*GIVEN DATA*.
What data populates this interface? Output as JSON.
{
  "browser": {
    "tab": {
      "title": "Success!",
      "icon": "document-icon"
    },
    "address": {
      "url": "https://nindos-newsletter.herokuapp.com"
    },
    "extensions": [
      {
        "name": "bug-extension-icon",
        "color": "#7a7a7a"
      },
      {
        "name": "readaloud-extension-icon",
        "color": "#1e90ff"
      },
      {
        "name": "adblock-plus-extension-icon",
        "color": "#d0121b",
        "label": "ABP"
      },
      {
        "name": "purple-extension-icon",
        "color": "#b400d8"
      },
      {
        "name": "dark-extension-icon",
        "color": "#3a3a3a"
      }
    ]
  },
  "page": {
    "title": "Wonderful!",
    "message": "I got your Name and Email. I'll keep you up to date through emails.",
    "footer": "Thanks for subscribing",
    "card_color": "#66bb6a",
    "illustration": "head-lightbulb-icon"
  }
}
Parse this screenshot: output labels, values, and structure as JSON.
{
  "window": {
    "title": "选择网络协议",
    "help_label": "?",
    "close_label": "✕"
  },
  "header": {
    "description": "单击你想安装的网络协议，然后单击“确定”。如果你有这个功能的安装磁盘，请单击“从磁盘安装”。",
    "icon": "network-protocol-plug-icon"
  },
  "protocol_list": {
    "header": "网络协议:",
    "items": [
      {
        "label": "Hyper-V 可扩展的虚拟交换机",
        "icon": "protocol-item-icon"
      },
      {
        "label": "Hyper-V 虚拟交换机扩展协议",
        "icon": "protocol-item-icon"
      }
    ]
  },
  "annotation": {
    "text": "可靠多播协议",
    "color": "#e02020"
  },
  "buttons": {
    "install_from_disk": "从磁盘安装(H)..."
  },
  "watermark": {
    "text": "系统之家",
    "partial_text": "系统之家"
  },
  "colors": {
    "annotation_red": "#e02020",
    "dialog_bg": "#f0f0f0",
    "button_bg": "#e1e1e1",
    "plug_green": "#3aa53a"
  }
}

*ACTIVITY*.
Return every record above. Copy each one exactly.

*RESULT OF THE EXERCISE*.
What data populates this interface? Output as JSON.
{
  "browser": {
    "tab": {
      "title": "Success!",
      "icon": "document-icon"
    },
    "address": {
      "url": "https://nindos-newsletter.herokuapp.com"
    },
    "extensions": [
      {
        "name": "bug-extension-icon",
        "color": "#7a7a7a"
      },
      {
        "name": "readaloud-extension-icon",
        "color": "#1e90ff"
      },
      {
        "name": "adblock-plus-extension-icon",
        "color": "#d0121b",
        "label": "ABP"
      },
      {
        "name": "purple-extension-icon",
        "color": "#b400d8"
      },
      {
        "name": "dark-extension-icon",
        "color": "#3a3a3a"
      }
    ]
  },
  "page": {
    "title": "Wonderful!",
    "message": "I got your Name and Email. I'll keep you up to date through emails.",
    "footer": "Thanks for subscribing",
    "card_color": "#66bb6a",
    "illustration": "head-lightbulb-icon"
  }
}
Parse this screenshot: output labels, values, and structure as JSON.
{
  "window": {
    "title": "选择网络协议",
    "help_label": "?",
    "close_label": "✕"
  },
  "header": {
    "description": "单击你想安装的网络协议，然后单击“确定”。如果你有这个功能的安装磁盘，请单击“从磁盘安装”。",
    "icon": "network-protocol-plug-icon"
  },
  "protocol_list": {
    "header": "网络协议:",
    "items": [
      {
        "label": "Hyper-V 可扩展的虚拟交换机",
        "icon": "protocol-item-icon"
      },
      {
        "label": "Hyper-V 虚拟交换机扩展协议",
        "icon": "protocol-item-icon"
      }
    ]
  },
  "annotation": {
    "text": "可靠多播协议",
    "color": "#e02020"
  },
  "buttons": {
    "install_from_disk": "从磁盘安装(H)..."
  },
  "watermark": {
    "text": "系统之家",
    "partial_text": "系统之家"
  },
  "colors": {
    "annotation_red": "#e02020",
    "dialog_bg": "#f0f0f0",
    "button_bg": "#e1e1e1",
    "plug_green": "#3aa53a"
  }
}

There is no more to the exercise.